There are various classifications for complexity. For example, an algorithm is said to have constant complexity denoted as O(c) or O(1), indicating that its cost remains unchanged regardless of the size of n. However, such cases are rare and typically pertain to specialized scenarios, such as determining whether a number is odd or even. Another notable complexity is O(log(n)), which is advantageous because it increases very slowly even as n grows large, resembling constant complexity closely. Generally, the complexity is defined by its “largest growing term.” For instance, consider the function:

f(n) = 3n² + 2n + 10

Here, the term n² dominates as n becomes very large, leading us to classify its complexity as quadratic, or O(n²). In this scenario, increasing operations tenfold results in a hundredfold increase in running costs, which is significant. Typically, Big-O notation is categorized according to polynomial degrees or combinations of polynomials with logarithmic functions, such as O(n log(n)), which is more efficient than O(n²). As polynomial degrees rise, we encounter worse complexities, such as exponential O(2^n). In computer science, O(n!) (factorial complexity) is considered the least efficient, as it escalates so quickly that it could potentially crash your system.

Figure 1: Graphical representation of different computational complexities

Now, let’s explore complexity in terms of time and space.

### Section 1.1: Time Complexity

Time complexity, usually denoted as T(n), indicates how long it takes to perform a specific operation or series of operations based on the number of elements involved. To analyze time complexity, we start by examining the control structures within the code. For instance, an "if-else" structure has linear time complexity O(n), since each condition check accounts for one operation. Consider the following Python function:

def say(something):

if type(something) == str:

print(something)else:

print(str(something))

This function processes one input at a time and prints it after performing a type check. Running this function n times with different inputs results in a total time of O(n).

Another common scenario with linear time complexity involves loops. Most iterative algorithms with a single loop (as opposed to nested loops) will likely exhibit linear time complexity. This is because increasing the number of iterations by a factor of two will also double the time taken, assuming each iteration takes a relatively constant amount of time. However, when a loop is nested inside another, the complexity escalates to O(n²).

For example, if you have two for-loops operating over the same range of n iterations:

n = 10

for i in range(n):

for j in range(n):

<some operation>

In this case, the total number of iterations becomes n × n = n², resulting in a complexity of O(n²). While some may believe recursion is a more efficient approach, each recursive call consumes memory, leading to greater memory usage as the recursion depth increases. Thus, whenever feasible, iterative methods should be preferred over recursion.

#### Subsection 1.1.1: Space Complexity

Space complexity pertains to the memory (RAM) required to store data while an algorithm executes. An algorithm's space complexity increases with the amount of data it handles. Notably, space complexity does not always align with time complexity for the same algorithm; often, there is a trade-off: optimizing for lower space complexity can lead to higher time complexity, and vice versa.

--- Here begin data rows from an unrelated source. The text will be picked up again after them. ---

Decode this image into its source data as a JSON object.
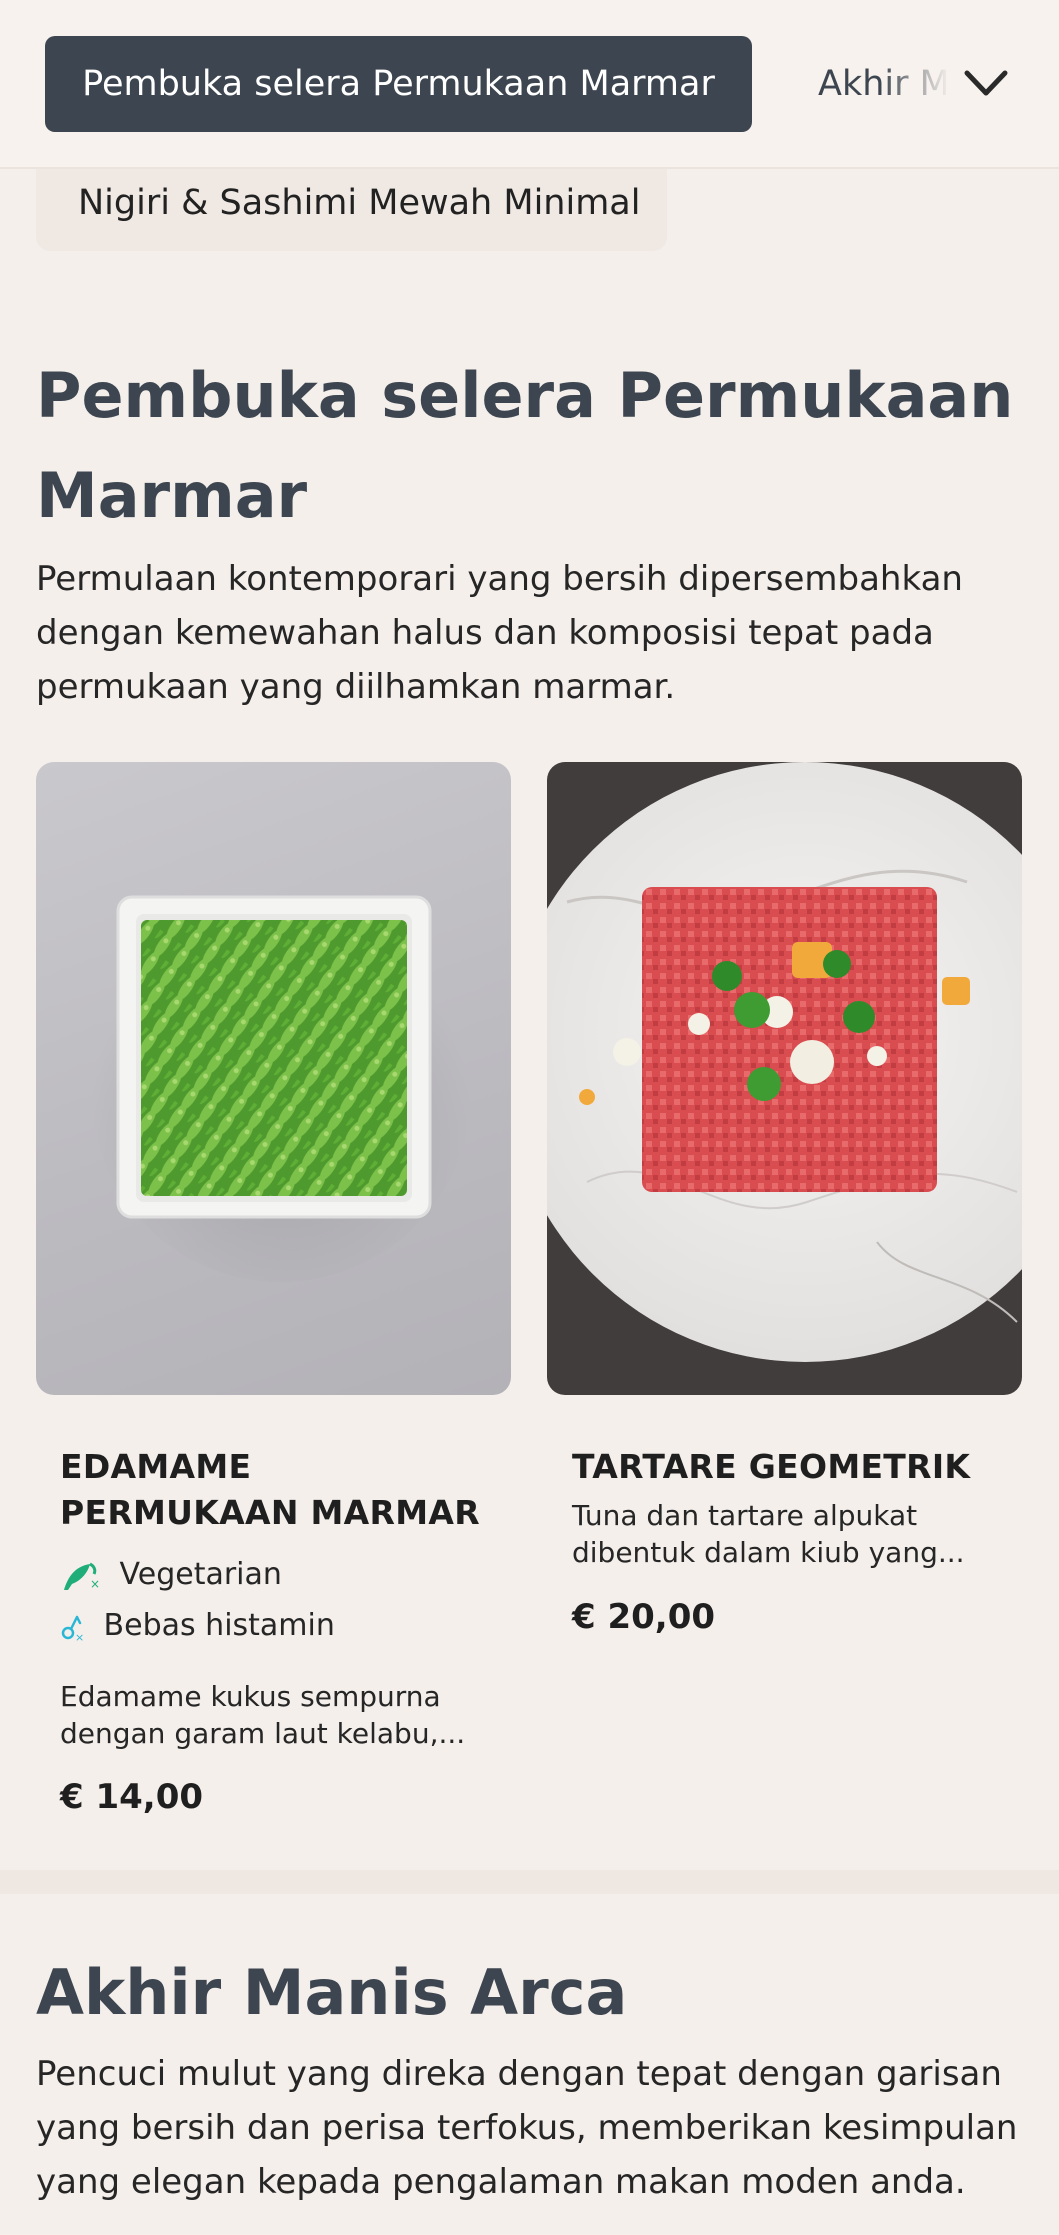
{
  "nav": {
    "active_category": "Pembuka selera Permukaan Marmar",
    "next_category": "Akhir Manis Arca",
    "sub_category": "Nigiri & Sashimi Mewah Minimal"
  },
  "sections": [
    {
      "title": "Pembuka selera Permukaan Marmar",
      "description": "Permulaan kontemporari yang bersih dipersembahkan dengan kemewahan halus dan komposisi tepat pada permukaan yang diilhamkan marmar.",
      "items": [
        {
          "name": "EDAMAME PERMUKAAN MARMAR",
          "tags": [
            {
              "label": "Vegetarian",
              "icon": "vegetarian-icon",
              "color": "#1fae7a"
            },
            {
              "label": "Bebas histamin",
              "icon": "histamine-free-icon",
              "color": "#2ab7d6"
            }
          ],
          "description": "Edamame kukus sempurna dengan garam laut kelabu,...",
          "price": "€ 14,00"
        },
        {
          "name": "TARTARE GEOMETRIK",
          "description": "Tuna dan tartare alpukat dibentuk dalam kiub yang...",
          "price": "€ 20,00"
        }
      ]
    },
    {
      "title": "Akhir Manis Arca",
      "description": "Pencuci mulut yang direka dengan tepat dengan garisan yang bersih dan perisa terfokus, memberikan kesimpulan yang elegan kepada pengalaman makan moden anda."
    }
  ],
  "colors": {
    "accent_dark": "#3d4650",
    "background": "#f5efeb",
    "vegetarian": "#1fae7a",
    "histamine": "#2ab7d6"
  }
}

### Section 1.2: Summary of Complexity Types

While the discussion on computational complexity can be extensive, we will conclude with a summary table of common operations and their associated time complexities.

Table 1: Overview of common operations alongside their time complexities

## Chapter 2: Further Exploration of Complexity

This video titled "Algorithms Explained: Computational Complexity" provides a detailed overview of computational complexity, breaking down its key concepts and significance in computer science.

In the video "What is Time Complexity Analysis? - Basics of Algorithms," viewers will learn the foundational principles of time complexity analysis, illustrated with real-world examples.